Records for the exercise section start

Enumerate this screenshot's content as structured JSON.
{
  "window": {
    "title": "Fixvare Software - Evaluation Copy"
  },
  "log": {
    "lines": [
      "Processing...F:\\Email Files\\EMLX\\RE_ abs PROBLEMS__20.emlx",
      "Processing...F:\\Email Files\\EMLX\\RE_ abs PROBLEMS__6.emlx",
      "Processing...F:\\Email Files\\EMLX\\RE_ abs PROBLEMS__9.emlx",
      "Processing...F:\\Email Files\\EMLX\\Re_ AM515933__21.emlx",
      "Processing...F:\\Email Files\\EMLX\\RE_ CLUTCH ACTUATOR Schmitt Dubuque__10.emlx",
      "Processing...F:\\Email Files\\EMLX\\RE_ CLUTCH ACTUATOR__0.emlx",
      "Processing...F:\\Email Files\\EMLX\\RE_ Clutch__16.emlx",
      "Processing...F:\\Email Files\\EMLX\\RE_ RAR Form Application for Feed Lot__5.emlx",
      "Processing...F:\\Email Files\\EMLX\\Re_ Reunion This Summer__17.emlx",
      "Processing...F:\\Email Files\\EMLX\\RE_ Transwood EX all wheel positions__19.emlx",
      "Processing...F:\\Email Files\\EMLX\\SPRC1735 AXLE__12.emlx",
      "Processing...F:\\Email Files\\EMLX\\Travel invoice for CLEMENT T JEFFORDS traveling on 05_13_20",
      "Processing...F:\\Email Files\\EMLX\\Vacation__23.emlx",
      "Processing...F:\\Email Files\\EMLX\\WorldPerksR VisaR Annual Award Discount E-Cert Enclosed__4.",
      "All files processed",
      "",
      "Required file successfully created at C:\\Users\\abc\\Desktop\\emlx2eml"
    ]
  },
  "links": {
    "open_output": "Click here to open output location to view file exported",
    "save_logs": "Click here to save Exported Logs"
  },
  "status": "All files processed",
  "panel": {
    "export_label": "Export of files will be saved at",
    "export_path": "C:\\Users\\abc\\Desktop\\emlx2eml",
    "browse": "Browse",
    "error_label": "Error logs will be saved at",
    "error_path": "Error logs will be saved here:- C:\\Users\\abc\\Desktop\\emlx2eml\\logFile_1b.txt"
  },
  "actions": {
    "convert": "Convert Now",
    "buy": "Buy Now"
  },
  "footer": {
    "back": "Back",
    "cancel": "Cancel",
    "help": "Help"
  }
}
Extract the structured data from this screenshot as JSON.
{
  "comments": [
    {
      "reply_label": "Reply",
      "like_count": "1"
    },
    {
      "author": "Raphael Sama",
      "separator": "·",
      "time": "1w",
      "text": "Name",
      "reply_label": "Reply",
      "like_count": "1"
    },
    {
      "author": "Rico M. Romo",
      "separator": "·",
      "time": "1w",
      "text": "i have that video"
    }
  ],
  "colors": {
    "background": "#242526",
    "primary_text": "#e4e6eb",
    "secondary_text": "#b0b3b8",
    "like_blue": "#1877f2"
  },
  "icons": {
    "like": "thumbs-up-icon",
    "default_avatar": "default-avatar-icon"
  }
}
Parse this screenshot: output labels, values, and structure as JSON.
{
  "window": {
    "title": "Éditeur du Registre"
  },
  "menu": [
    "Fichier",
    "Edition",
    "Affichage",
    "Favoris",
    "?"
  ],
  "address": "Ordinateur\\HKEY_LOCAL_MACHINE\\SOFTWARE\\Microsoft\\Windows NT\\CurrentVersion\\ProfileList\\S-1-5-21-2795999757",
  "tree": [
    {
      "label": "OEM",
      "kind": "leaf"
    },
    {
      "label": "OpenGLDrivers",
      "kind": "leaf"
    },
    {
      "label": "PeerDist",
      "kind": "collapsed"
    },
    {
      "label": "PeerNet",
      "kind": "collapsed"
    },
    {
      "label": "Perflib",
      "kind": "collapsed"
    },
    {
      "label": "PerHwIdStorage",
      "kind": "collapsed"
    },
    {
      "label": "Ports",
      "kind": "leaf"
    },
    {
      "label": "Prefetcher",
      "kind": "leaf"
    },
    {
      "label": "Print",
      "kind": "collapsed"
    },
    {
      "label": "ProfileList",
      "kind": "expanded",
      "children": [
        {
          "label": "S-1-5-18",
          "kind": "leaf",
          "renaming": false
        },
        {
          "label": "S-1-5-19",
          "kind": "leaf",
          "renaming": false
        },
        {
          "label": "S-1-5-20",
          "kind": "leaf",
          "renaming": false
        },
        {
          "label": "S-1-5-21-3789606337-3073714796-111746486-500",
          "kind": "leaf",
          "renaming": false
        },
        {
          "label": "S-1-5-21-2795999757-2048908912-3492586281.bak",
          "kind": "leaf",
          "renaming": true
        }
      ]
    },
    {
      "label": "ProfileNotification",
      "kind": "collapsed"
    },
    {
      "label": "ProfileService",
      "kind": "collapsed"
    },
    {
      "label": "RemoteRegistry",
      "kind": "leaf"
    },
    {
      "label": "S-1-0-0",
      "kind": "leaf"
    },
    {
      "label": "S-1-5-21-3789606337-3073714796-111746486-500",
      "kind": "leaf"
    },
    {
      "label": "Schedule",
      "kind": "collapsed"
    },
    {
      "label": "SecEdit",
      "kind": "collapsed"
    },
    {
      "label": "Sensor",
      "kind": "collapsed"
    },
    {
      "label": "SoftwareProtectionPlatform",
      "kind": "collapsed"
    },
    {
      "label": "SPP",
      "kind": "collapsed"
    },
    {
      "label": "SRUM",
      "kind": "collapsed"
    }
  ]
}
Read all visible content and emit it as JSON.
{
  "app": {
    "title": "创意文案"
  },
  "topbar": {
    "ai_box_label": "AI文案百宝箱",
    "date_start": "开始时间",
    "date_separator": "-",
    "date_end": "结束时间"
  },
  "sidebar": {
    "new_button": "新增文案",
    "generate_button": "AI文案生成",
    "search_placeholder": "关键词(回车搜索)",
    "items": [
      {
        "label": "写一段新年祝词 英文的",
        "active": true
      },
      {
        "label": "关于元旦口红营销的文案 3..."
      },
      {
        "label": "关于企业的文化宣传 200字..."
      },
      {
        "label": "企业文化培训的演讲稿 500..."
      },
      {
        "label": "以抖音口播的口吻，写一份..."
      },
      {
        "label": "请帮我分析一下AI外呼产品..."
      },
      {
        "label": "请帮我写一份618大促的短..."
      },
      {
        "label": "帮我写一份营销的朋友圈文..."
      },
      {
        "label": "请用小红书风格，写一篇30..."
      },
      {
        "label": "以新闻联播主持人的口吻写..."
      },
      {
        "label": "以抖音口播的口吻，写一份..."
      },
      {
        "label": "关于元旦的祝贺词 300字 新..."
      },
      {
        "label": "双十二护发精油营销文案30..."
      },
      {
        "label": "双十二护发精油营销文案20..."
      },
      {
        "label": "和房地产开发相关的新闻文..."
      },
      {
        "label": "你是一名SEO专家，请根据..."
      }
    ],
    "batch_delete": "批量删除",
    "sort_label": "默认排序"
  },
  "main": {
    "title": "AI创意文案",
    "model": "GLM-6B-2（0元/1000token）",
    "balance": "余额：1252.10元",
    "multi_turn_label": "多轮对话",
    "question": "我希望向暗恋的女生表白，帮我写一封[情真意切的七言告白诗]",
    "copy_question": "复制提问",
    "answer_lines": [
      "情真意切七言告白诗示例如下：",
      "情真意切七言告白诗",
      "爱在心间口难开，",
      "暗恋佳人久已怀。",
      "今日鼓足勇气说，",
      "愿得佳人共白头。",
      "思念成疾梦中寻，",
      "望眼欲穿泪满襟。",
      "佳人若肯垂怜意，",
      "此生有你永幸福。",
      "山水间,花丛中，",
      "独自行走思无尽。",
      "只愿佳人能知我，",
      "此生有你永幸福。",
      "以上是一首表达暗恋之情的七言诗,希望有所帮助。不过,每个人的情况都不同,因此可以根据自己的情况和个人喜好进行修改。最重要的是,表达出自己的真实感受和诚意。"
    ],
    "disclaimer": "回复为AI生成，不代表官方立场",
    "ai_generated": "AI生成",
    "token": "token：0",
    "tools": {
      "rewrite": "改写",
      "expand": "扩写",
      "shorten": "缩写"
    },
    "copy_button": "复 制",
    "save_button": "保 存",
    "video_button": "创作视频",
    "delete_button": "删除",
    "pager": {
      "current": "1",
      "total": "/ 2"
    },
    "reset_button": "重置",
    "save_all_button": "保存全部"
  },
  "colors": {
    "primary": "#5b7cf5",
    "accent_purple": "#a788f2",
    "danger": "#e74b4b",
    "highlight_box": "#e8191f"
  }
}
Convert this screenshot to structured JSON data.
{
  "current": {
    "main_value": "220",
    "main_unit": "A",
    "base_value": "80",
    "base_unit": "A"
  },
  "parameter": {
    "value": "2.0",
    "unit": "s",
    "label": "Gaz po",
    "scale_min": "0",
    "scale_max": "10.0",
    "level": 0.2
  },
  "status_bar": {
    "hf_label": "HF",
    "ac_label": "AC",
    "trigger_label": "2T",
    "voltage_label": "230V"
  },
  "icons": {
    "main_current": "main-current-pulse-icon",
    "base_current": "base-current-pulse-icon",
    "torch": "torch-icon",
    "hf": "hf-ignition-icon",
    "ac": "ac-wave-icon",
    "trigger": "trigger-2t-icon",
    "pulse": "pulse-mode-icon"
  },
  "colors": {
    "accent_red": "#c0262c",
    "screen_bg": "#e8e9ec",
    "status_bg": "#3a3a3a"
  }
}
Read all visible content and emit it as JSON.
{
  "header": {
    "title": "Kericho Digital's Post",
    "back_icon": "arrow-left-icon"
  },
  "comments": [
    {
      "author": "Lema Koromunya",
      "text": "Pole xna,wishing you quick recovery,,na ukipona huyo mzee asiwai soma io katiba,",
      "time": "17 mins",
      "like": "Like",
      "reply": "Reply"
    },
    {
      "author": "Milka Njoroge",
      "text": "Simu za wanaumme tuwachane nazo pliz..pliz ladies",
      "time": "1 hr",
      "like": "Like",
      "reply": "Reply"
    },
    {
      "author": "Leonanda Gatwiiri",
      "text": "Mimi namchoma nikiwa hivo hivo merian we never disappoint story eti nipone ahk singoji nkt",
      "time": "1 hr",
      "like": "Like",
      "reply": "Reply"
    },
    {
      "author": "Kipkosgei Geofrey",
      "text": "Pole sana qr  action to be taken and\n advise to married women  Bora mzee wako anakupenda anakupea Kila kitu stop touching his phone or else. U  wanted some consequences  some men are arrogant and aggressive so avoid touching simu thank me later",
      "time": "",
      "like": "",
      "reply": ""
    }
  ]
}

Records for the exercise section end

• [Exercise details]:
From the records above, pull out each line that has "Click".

• [Exercise response]:
    "open_output": "Click here to open output location to view file exported",
    "save_logs": "Click here to save Exported Logs"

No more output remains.